• WORK TO COMPLETE:
Please find every line of the listing below where "name" occurs and copy it.

• THE RECORDS:
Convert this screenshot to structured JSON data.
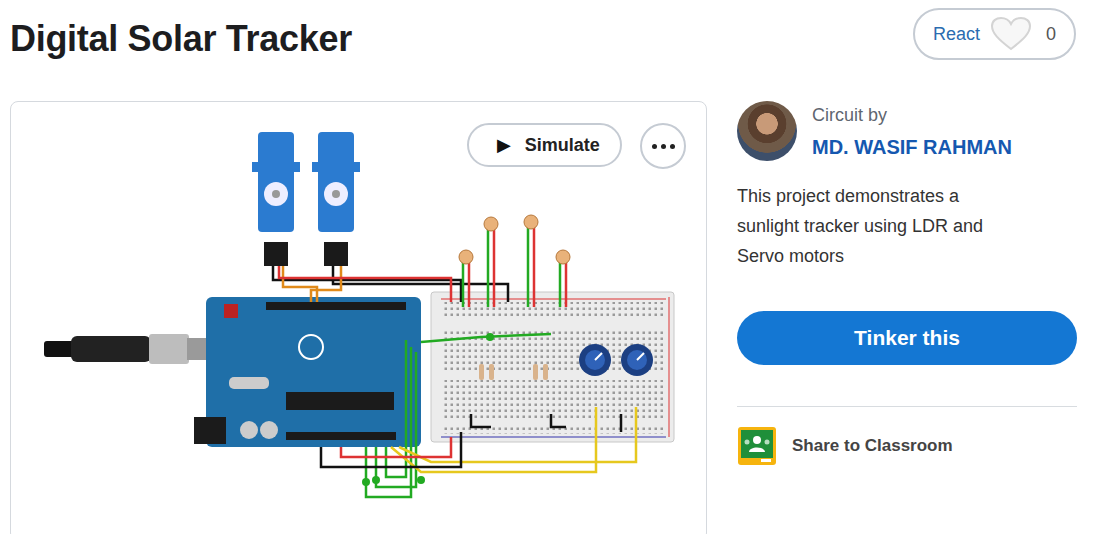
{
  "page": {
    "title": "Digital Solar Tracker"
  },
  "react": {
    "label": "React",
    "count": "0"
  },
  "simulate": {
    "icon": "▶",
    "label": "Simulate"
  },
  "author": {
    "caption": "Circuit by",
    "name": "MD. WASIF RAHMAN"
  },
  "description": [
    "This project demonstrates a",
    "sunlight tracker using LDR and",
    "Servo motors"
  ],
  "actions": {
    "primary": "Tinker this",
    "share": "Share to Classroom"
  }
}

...

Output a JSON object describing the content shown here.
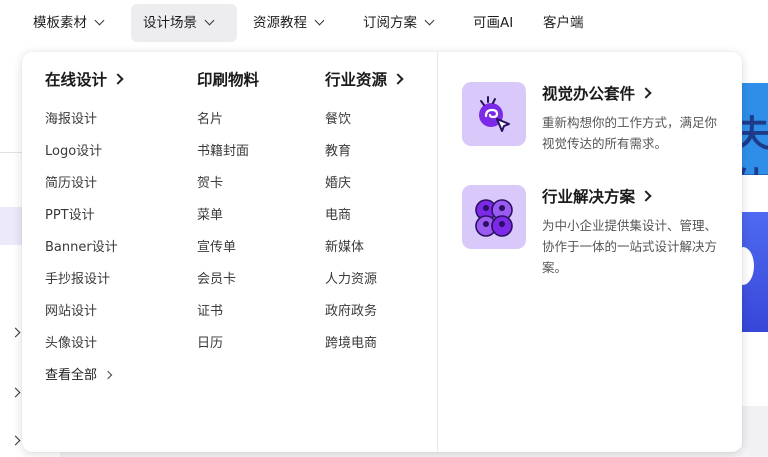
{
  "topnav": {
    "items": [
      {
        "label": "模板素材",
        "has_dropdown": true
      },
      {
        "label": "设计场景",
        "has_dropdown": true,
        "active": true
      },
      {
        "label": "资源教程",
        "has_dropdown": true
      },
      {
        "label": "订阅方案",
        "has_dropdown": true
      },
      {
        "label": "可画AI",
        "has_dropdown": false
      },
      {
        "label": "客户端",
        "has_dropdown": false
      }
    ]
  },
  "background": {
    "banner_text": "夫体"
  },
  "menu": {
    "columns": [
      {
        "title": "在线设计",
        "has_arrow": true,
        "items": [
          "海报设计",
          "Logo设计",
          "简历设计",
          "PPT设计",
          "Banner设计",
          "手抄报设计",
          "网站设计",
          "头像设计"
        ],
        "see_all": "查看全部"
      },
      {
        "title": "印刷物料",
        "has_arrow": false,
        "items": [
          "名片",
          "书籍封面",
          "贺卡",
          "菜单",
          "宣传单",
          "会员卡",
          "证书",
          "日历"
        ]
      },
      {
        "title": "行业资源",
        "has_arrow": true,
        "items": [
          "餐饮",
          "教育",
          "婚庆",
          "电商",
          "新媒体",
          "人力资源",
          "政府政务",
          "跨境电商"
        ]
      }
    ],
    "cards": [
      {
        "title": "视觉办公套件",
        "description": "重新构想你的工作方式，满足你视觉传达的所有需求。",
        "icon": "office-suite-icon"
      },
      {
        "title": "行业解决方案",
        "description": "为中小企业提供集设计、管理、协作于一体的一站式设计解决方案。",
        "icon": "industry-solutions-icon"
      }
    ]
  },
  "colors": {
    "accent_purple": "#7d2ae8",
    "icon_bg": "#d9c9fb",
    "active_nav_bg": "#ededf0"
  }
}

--

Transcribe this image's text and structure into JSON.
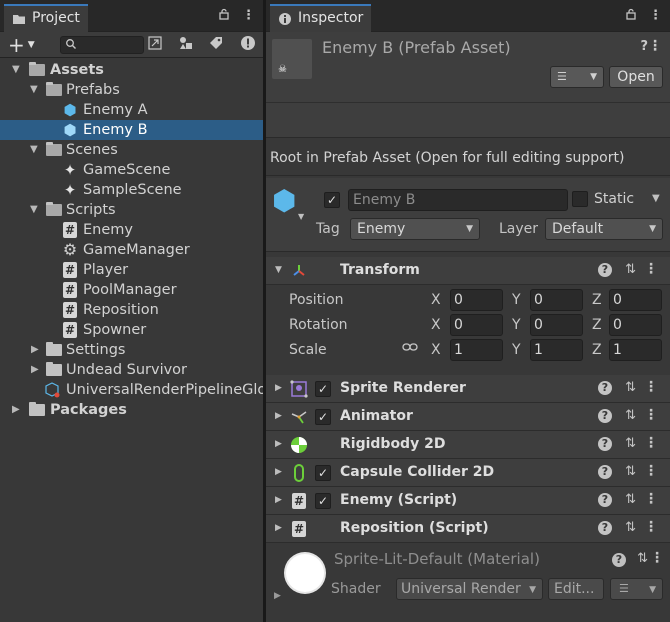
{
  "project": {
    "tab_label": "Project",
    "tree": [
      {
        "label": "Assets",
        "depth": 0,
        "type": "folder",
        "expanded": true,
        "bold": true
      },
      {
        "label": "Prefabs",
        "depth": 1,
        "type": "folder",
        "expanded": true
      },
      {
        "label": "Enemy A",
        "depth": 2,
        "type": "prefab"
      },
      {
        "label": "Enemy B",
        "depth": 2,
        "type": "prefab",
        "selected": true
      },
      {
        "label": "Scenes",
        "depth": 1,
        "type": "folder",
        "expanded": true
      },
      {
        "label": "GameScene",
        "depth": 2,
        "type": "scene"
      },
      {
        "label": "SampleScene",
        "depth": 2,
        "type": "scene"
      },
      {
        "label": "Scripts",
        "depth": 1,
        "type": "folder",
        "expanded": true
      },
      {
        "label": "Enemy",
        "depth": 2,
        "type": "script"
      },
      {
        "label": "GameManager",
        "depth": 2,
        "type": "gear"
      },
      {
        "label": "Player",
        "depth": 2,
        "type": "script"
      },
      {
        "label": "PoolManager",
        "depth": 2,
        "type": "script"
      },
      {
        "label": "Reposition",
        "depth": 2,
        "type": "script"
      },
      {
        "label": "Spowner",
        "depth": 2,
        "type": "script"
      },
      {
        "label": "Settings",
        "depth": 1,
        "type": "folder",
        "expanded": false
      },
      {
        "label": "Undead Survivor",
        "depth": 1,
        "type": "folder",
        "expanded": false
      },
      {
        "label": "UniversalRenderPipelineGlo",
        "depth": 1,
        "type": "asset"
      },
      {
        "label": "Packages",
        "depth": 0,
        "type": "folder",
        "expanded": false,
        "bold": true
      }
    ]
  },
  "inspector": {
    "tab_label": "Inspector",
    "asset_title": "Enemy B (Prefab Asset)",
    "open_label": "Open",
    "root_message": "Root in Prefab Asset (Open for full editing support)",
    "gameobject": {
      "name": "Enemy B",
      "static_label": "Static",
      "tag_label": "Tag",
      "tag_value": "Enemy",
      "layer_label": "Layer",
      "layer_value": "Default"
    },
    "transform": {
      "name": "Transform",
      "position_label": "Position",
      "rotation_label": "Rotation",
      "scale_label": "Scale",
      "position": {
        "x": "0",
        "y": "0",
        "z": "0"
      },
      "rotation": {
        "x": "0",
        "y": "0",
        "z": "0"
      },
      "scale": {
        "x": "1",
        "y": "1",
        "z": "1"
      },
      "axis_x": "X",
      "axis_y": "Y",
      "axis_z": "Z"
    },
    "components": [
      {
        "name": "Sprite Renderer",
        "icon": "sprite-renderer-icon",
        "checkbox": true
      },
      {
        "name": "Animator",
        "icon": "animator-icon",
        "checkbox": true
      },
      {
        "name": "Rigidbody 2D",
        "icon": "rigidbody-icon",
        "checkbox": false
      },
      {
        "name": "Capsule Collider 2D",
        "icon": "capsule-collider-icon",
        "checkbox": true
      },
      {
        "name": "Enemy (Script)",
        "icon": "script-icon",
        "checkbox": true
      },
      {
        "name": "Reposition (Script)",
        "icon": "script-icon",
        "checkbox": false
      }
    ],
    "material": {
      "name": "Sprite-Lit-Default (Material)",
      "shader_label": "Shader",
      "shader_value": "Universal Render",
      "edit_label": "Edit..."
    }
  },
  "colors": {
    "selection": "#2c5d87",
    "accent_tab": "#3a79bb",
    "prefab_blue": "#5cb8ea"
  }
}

• EXERCISE ANSWER:
    "name": "MD. WASIF RAHMAN"
      "name": "Enemy B",
      "name": "Transform",
        "name": "Sprite Renderer",
        "name": "Animator",
        "name": "Rigidbody 2D",
        "name": "Capsule Collider 2D",
        "name": "Enemy (Script)",
        "name": "Reposition (Script)",
      "name": "Sprite-Lit-Default (Material)",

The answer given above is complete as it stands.